The walking through the Smokies... The night before at Fontana Dam a group of us hikers hitched a ride (6 hikers and 1 dog into the back of a pickup truck) into the local servo which also doubled as the bar. We had a few drinks, played some pool and then headed back to the shelter (the Fontana “Hilton”). I was primed for the Smokies albiet camera less because I am a hopeless luddite, I had laundered, swum in the dam, showered, resupplied, updated blog, filled in my permit form and on a mission to get to Hot Springs. The start of the walk was all uphill which I tackled with gusto and soon caught up with James (Gandalf) and Dallas (Bush Goggles) who had started a little earlier. I've ended walking with them and John (Lady Slipper) through the whole Smokies. Well walking together is a bit of a misnomer as sometimes we do but generally we walk at our own pace and meet up in town or at a campsite.
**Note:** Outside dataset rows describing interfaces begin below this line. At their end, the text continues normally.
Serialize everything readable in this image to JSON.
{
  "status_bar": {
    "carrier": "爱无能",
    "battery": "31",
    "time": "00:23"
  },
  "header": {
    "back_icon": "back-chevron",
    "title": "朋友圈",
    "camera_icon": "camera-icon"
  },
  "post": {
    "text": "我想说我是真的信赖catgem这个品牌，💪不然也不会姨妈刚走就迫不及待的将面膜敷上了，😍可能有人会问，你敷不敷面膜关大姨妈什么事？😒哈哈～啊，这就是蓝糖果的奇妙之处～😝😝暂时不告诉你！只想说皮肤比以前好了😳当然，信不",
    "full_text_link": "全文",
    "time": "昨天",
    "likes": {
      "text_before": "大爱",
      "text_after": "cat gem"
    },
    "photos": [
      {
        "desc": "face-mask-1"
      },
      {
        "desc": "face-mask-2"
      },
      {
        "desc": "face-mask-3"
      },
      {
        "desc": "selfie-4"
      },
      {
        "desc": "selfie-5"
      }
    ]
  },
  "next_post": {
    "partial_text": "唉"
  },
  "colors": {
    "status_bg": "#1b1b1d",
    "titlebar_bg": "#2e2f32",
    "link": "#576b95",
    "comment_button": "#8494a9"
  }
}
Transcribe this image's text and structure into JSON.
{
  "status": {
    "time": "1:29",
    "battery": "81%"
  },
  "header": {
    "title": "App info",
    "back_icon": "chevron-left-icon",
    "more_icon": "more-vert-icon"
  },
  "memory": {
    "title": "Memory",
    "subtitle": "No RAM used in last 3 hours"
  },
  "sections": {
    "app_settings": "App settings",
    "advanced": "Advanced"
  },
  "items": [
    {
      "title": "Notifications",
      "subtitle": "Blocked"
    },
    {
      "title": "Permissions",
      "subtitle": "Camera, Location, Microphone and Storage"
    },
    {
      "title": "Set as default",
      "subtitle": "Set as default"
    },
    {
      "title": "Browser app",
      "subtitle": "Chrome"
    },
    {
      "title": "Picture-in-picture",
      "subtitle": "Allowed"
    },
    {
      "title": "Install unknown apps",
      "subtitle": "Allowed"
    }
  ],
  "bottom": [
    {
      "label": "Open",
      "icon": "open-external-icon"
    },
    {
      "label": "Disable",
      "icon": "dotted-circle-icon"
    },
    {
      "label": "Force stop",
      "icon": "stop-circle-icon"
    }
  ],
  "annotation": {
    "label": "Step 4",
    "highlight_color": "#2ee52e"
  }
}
The first day the weather was grey but the rain held until the afternoon which was just before I got to a shelter. As the next shelter was 7 miles away that was it for the day so I set up my tent as the shelter was full (well technically it wasn't but I was sure it was going to fill :)). The rain went through the night and continued through the morning so I decided to read my kindle instead of braving the elements like the rest of the hikers. Some may call it 'soft', I prefer 'safely negotiating hazardous environments' which I did until 11 am. By then the rain had stopped so I packed and walked to the next shelter where as I arrived the rain started again so out came the kindle and I waited for another hour until it stopped. Once it had I made a bit of a dash to the next shelter and only got a little caught out by the rain so by the end of the day I was quietly satisfied that I had 'dodged' the weather. For the Smokies however that was only round one.
Round two was day 5 in the Smokies which came after some great scenic walking through clingmans dome, a visit to Gatlinburg (which I'll go into some more detail later) and some awesome ridgewalking (great views on either side) on day 4.
Day 5 was at the northern boundary of the Smokies and pretty much involved the descent out. We'd (James, Dallas and I) had camped just outside Tri-corner knob shelter in a bit of a tent city as the shelter was full. We had just passed the 10% mark of the AT trail and were planning to push hard that day so that we could get out of the national park and go back to camping away from the shelters. John caught up with us early in the morning and seeing as he and Dallas are the fastest walkers they took off together. Then the rain came and there was no avoiding it. Walking downhill in the rain on a hiking trail is pretty much like walking down a steep creekbed. You're trying to avoid walking in the puddles as much as possible as you want to keep your feet dry but seeing as the kickers on my boots have separated from the soles a little due to all the times I've kicked stomes or tripped on roots it was kind of a lost cause.
Still I plodded on, trying vainly (both in the hopeless sense and the ego one) to catch the boys ahead of me. I found some shelter at an overpass after I had finished my descent and I managed to ring my socks dry and pushed on hoping to find the boys camping nearby.
Unfortunately for me, I walked past their campsite as I was climbing Snowbird Mountain and so I kept pushing on, soaked into the cold rain cursing the boys for their indifference to the weather. By 6.30 odd, I'd had enough so I warmed my hands enough to pitch my tent and set up a soggy camp. Luckily my 50 cent black garbage bag (instead of a $50 bag cover) had kept my bag dry so my gear was dry and I was in pretty good spirits that I'd catch them up tomorrow.
TBC.. got to go meet up with the boys to go for a dip in the springs